Tuesday, July 25, 2023
Since Paul himself was an expert in rabbinic thought, the conclusion is reached (by a gratuitous leap) that all Paul’s teaching can be made clear by looking at the background of rabbinic teaching that formed Paul’s perspective. Indeed, even the so-called “new perspective” on Paul involves an attempt to reconstruct the old perspective that Paul himself brought to the doctrines of the New Testament, which perspective was basically shaped by rabbinic views. This approach to Pauline interpretation involves two crucial errors.
When I look back over forty years of teaching, I sometimes think I must be the most inarticulate writer and speaker in the history of the world. I wonder about that when I read interpretations of my teaching from the pens of other people, particularly from those who are hostile to what I declare. Frequently the distortions are so great that I cannot recognize my own position in the criticism. It may be helpful in trying to interpret mine or any other teacher’s declarations by looking at their geographical backgrounds. I grew up in the city of Pittsburgh, in a blue-collar environment, yet in a white-collar home, and so one can see that the perspective I have on life will differ from those people who grew up in southern California or Alabama. Nevertheless, to interpret my teachings simply on the basis of my Pittsburgh background would be utter nonsense. My perspective is not identical to every person who ever grew up in Pittsburgh. In like manner, one could examine my educational background and look at the viewpoints of my main mentors. As a student of G.C. Berkouwer in the Netherlands, one can certainly see dimensions of influence on my thought from that theologian. But to identify my general approach in theology to Berkouwer’s would be to distort my own views. It would even be incorrect to identify my theology totally with that of my main mentor, the late John H. Gerstner. The reason for this is that I have had many mentors in addition to those I’ve already mentioned, and also, through my own studies of the Bible and of church history, I have developed some positions that one cannot find in these other people. Still, it may be valuable from time to time to examine the background and education of theologians to get a deeper understanding of their teachings. Such investigation indeed may be beneficial while at the same time perilous.

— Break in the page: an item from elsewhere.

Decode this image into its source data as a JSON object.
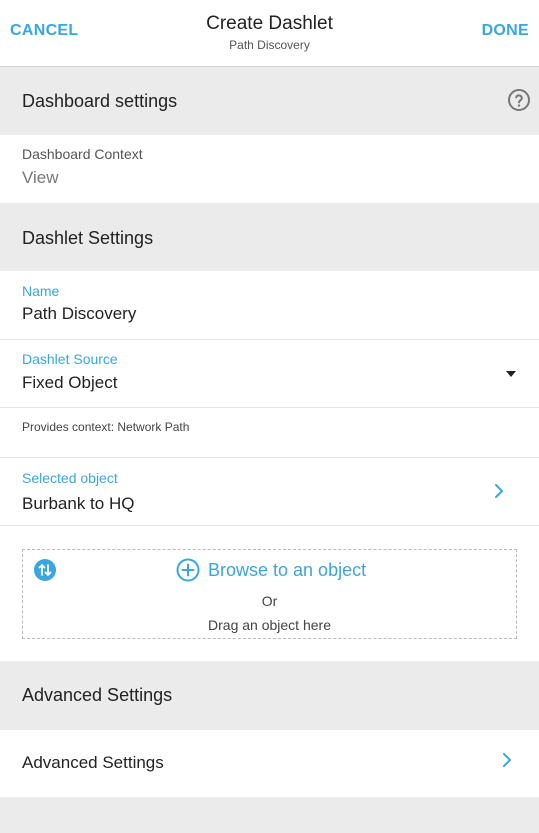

I mentioned my own experience simply to call attention to a much greater issue, one that far transcends how people interpret or misinterpret me, namely, how we go about seeking a correct understanding of the biblical writers in general and for the benefit of this issue of Tabletalk, the teaching of the Apostle Paul in particular. In the New Testament, Paul himself indicates in one of his defenses that he was from Tarsus, which he describes as no mean city. Tarsus was a city that was cosmopolitan in antiquity, and, as a melting pot, it became a place where the exchange of many diverse ideas com-monly took place.